New York/Geneva, 26 February 2014 - Energy efficient buildings can deliver up to 20 per cent reductions in energy consumption and provide an overall better market value for investors, says a new report by the United Nations Environment Programme’s (UNEP) Finance Initiative.
Buildings account for approximately a third of the world’s energy consumption and global greenhouse gas emissions, and are a high-impact sector for urgent mitigation action on climate change.
Investments in overhauling the energy infrastructure of buildings with energy efficient equipment can pay back quickly, depreciate slowly and deliver returns for decades. Combined with the risk of deepening regulatory requirements and volatile energy prices, the business case for investing in energy efficient retrofits becomes straightforward.
According to the US Energy Information Administration, commercial buildings account for nearly 20 per cent of US energy consumption and 12 per cent of the nation’s greenhouse gas emissions.
However, the financial community needs more information to price accurately the risks and rewards of energy efficient retrofit projects, says the report.
The report encourages investors to consider the economic rationale of investments in energy efficient buildings for their own portfolios. Best practices from leading global real estate investors are summed up in a seven-step process:

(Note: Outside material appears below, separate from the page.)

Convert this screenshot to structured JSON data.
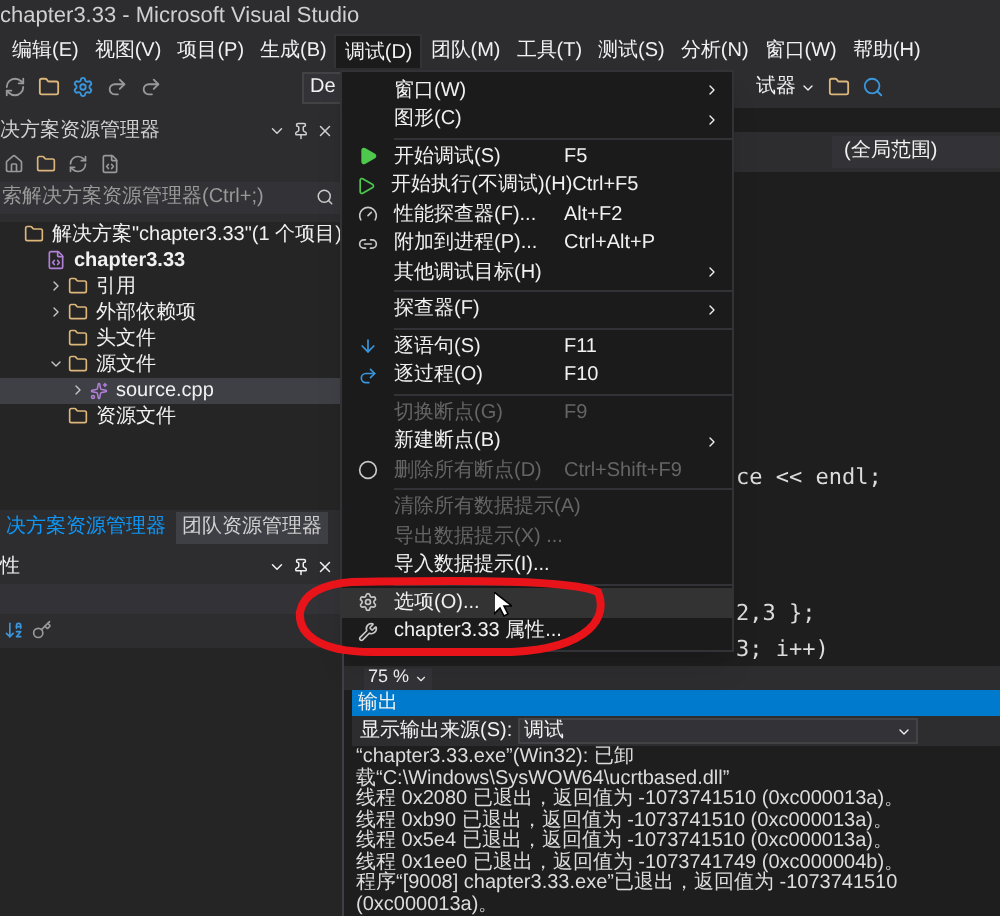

- Ensure executive awareness of the business case;
- Measure and benchmark building energy performance;
- Set portfolio energy-efficiency targets;
- Link asset manager compensation to energy performance;
- Align lease clauses to enable retrofits (green leases);
- Include impact on asset value in investment analysis;
- Take a portfolio approach to determining next steps.
“We believe real estate investment managers can incorporate much of the seven-step process outlined in this report to develop robust energy efficiency strategies and action plans,” said Laurie Weir, Senior Portfolio Manager at California Public Employees’ Retirement System.
“As building owners and operators, real estate professionals have an opportunity to reduce energy consumption and greenhouse gas emissions while increasing the value of their real estate assets,” said Charles Anderson, Director, UNEP Finance Initiative. “The paper strives to show investors that there are options available for all property mixes, and that possessing and managing the right information is crucial to unlocking the energy efficiency retrofit potential.”
UNEP FI’s work on energy efficiency and engagement with investor networks contributes the private sector’s viewpoint to UNEP’s Sustainable Energy for All (SE4All) Initiative, which aims to double the global rate of improvement in energy efficiency.
The PDF version of the UNEP FI Investor Briefing Commercial Real Estate: Unlocking the energy efficiency retrofit investment opportunity will be available to download from 1800 CET on 26 February onwards at http://bit.ly/1cGRmxC
About UNEP Finance Initiative (UNEP FI)
The United Nations Environment Programme Finance Initiative (UNEP FI) was established in 1992 as a partnership between policy makers and financial intermediaries. With over 200 members representing banks, insurers, and investors from around the world, UNEP FI contributes the perspectives of financial institutions to the United Nations and global activities on sustainable finance. UNEP FI’s mission is to bring about systemic change in finance to support a sustainable world by ‘Changing finance, financing change’. www.unepfi.org
For more information, please contact:
John Dombkins,Communications and Public Information, UNEP FI Tel.+41 (0) 22 917 8134, Email.firstname.lastname@example.org or
UNEP News Desk at Email.email@example.com or
Elodie Feller, Property Working Group Coordinator, UNEP FI Tel.+41 (0) 22 917 8465, Email.firstname.lastname@example.org